Mitt Romney delivered a fiery speech today in Pennsylvania in which he attacked Obama for allegedly dissing people who have built businesses — something that has become an overnight GOP talking point.
The attack hinges on Obama’s assertion that “if you’ve got a business, you didn’t build that.” By “that," Obama was referring to the American system that has helped enable success. But that didn’t stop Romney from building an extended riff that culminated in this applause line: “President Obama attacks success, and therefore under President Obama we have less success. And I will change that”:
Note the part of Romney’s speech in which he said Obama’s claim was insulting to people who work hard to better themselves in life:
“People who reach to try and lift themselves up — the president will say, `well, you didn’t do that, you couldn’t have gotten to school without the roads that government built for you. And you couldn’t have gone to school without teachers, so you’re not responsible for that success.’”
This is just crazy talk, but there’s an actual policy dispute lurking beneath the surface of it. Romney believes government should do less to help people lift themselves up. He thinks the answer is to get government out of the way, unshackle the free market, and allow it to shower opportunity on everyone. He recently claimed that we don’t need more teachers. Obama thinks government should invest more in education to promote social mobility and invest more in our nation’s infrastructure to help secure the future. Polls suggest Americans agree with Obama's broader vision. But to Romney, any discussion of the role of the broader society in facilitating opportunity is akin to an attack on individual initiative itself. Americans aren’t going to buy such an extreme framing of the issues at play here.
This whole attack is reminiscent of John McCain’s 2008 attack on Obama for having suggested to Joe the Plumber that we should “spread the wealth around.” The McCain campaign was certain they had hit political paydirt with that one. McCain talked about Joe the Plumber in dozens of appearances, apparently confident in the belief that the American people would agree that Obama harbored secret hostility towards private wealth.
Romney is likely to make this new one central to his argument that Obama disdains success and the hard work it takes to build up private businesses. But come on — this just isn’t going to resonate with voter perceptions of the president at all. People who haven’t already accepted the Fox News/Rush Limbaugh fantasy version of Obama just won’t buy the idea that he’s hostile to free enterprise and individual initiative. This is an attack on a version of Obama that doesn’t really exist in the mind of swing voters.

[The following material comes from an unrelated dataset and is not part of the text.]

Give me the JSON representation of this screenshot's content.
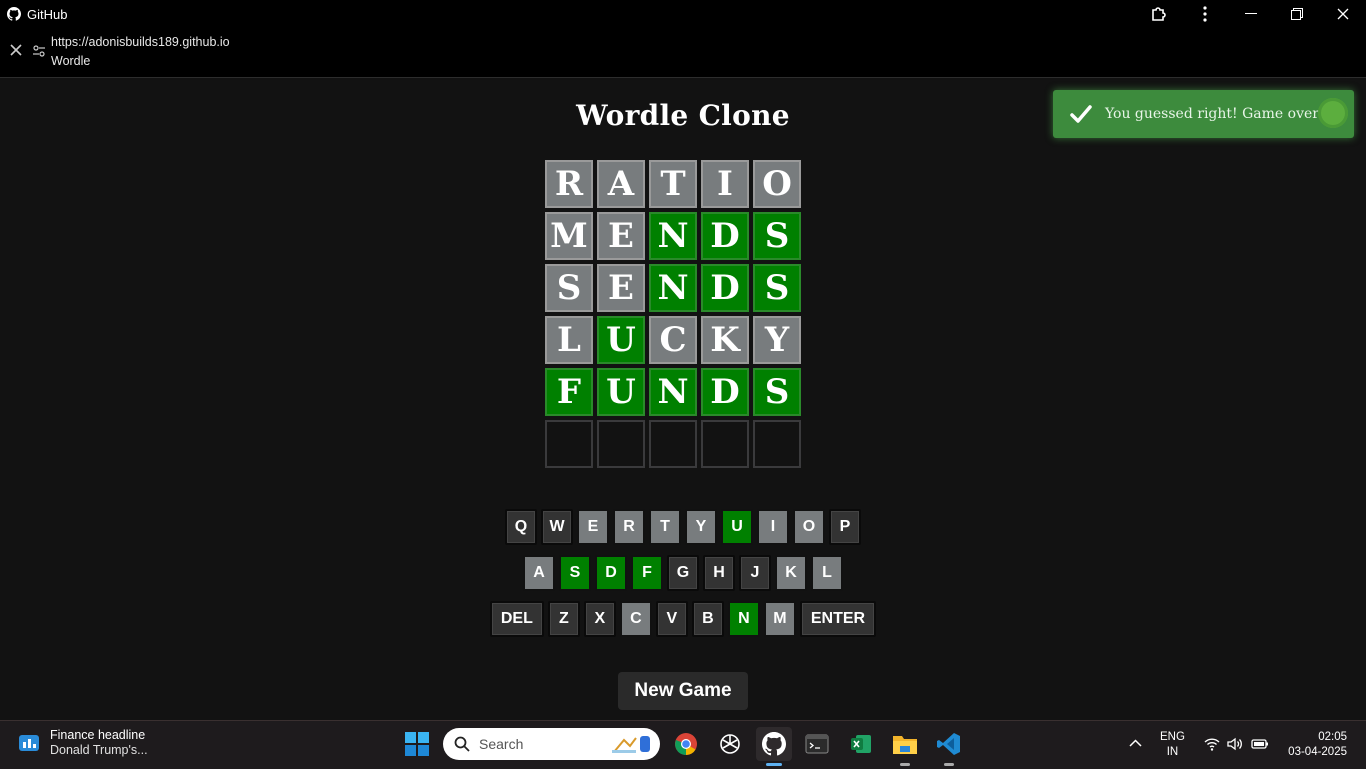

Of course, swing voters very well may conclude in the end that Obama has not been effective enough at bringing about economic success for the country. But they won’t ever buy the idea that this flows from some sort of ideological hostility on Obama’s part towards free enterprise or financial success. This attack may thrill Romney supporters who will think he’s fighting back now, but it’s unlikely to have any impact on the actual judgment swing voters make of Obama’s record.